Nevertheless, he said the paper would update its app to comply with the June 30 deadline dictated by Apple.
“The audience using their iOS platform is large and offers us significant opportunity,” he said. But, “If Apple can’t maintain their over-sized market share of device users, they’ll be hard-pressed to maintain their revenue share demands.”
Adding to the current challenge for publishers, the terms of the subscription service also forbid apps to link to outside payment systems. So, the iTunes purchase option will be both simpler and far more accessible to users.
According to a statement by Apple, publishers will be able to set the price of a subscription and the length, including weekly, monthly, bi-monthly, quarterly, bi-annually or annually.
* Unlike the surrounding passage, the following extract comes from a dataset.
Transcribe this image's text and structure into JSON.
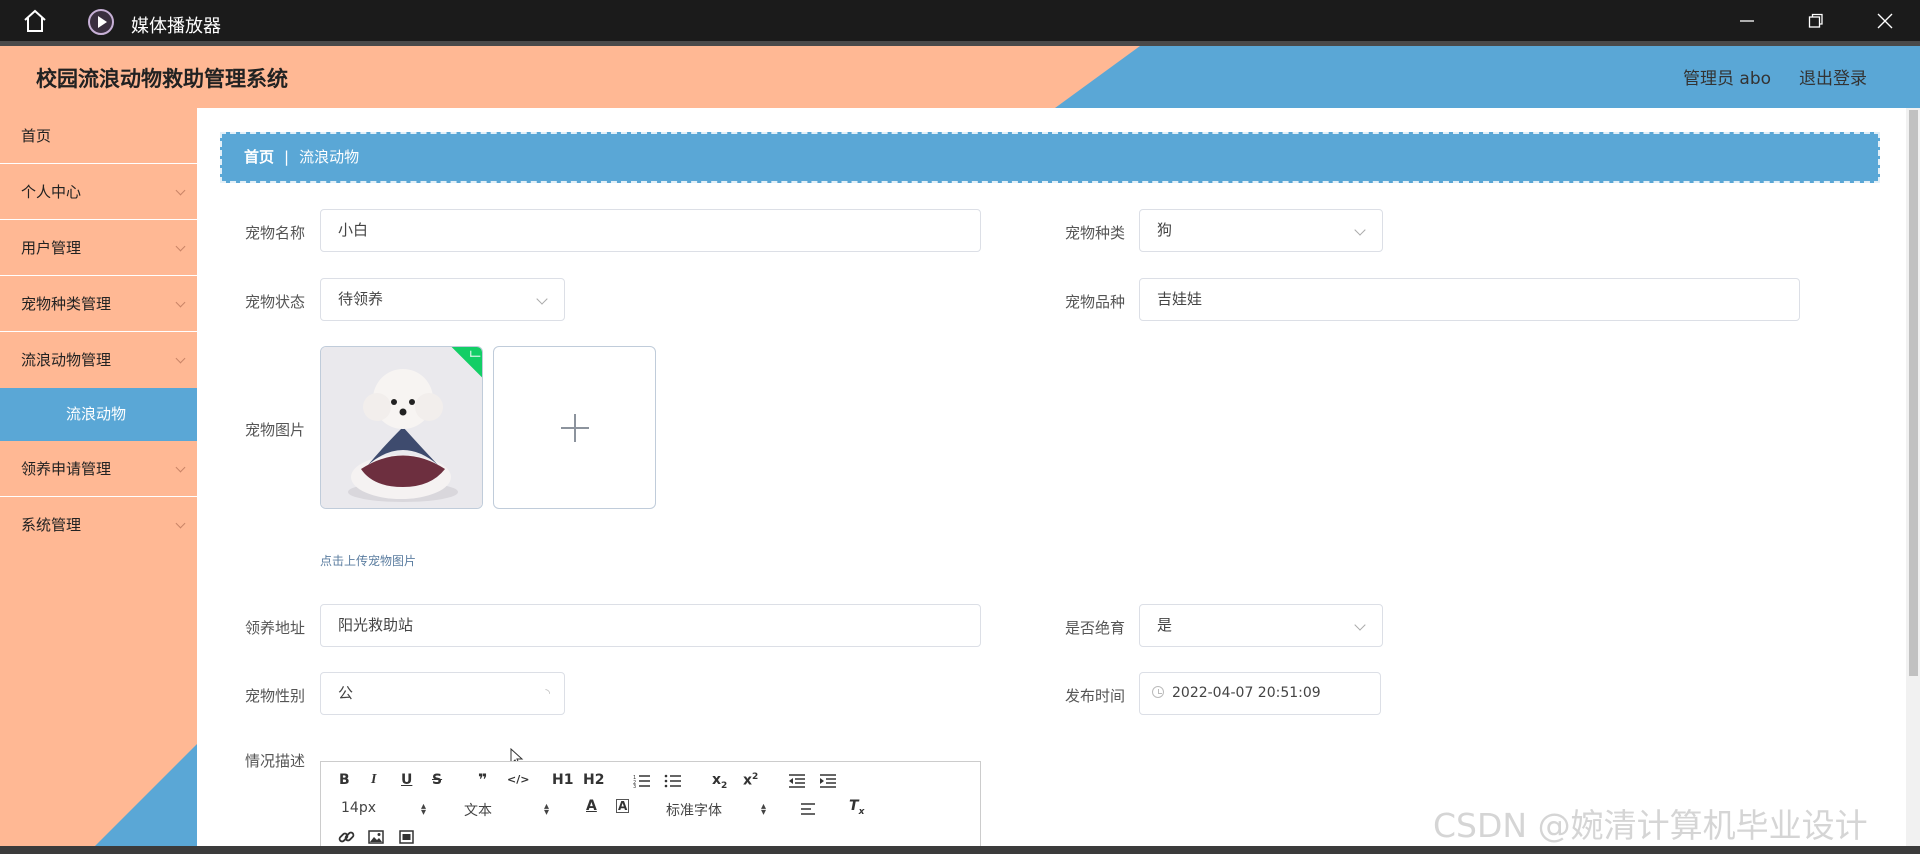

For iTunes subscribers, Apple will share some customer information, including name, e-mail address and ZIP code, on an opt-in basis. Publishers will be allowed to request more information from users within the app, but that request must be accompanied by a warning that those additional shared details are not covered by Apple’s privacy policies.
Publishers will also be allowed to sell mobile-only access via external payment systems, or provide free mobile access to existing print subscribers. But, publications will not be allowed to favor outside-the-app mobile subscriptions by offering them at a discount of the in-app cost.
This policy change will require many newspaper and magazine publishers to reconsider their mobile strategies, and at the very least, as The Dispatch is doing, update their apps to include the iTunes in-app purchasing option.
A likely strategy, already being pursued by some publications, is the multi-platform subscription bundle. A reader pays one fee, and is provided access to the publication’s content on print, Web and mobile devices. That packaging of content, especially for current print readers, is a primary advantage publishers still hold over Apple.
David Thompson, president of OPUBCO Communications Group and publisher of The Oklahoman, told me in November that the paper developed its own iPad app and handles its own e-commerce, with the specific aim of being able to connect with its readers on any platform.
At the time, he said maintaining a direct relationship with subscribers was a “high priority” for the company. “That doesn’t just mean offering a product on specific devices. It also means being able to connect that customer to their profile on our website, [or] to their subscription account for the newspaper.”
Ken Doctor argued Tuesday, that similar “all access” strategies are correctly focused on readers. “Well-executed,” he wrote, they offer “the chance, a new one by the pre-tablet standards of two years ago, to move print customers to paid digital reading experience — and get into play for a new audience.”
I spoke with Ben Edwards at the U.K. app developer PageSuite on Tuesday morning, as Apple’s announcement was being made.
Edwards said that offering both in-app and external payment options is the best solution for readers. “It is offering customers the ultimate choice,” he said. “And, it is up the customer to decide how they want to proceed.”
“The 30 percent [royalty] is a hit but the process is so simple it makes up for and justifies the 30 percent,” he said.
And from a business perspective, Edwards argued, iTunes offers a better revenue generating opportunity than publishers would have on their own.
“Speaking to other vendors,” he said, “they see higher re-subscription and single issue [purchase] rates through iTunes,” than through external payment systems.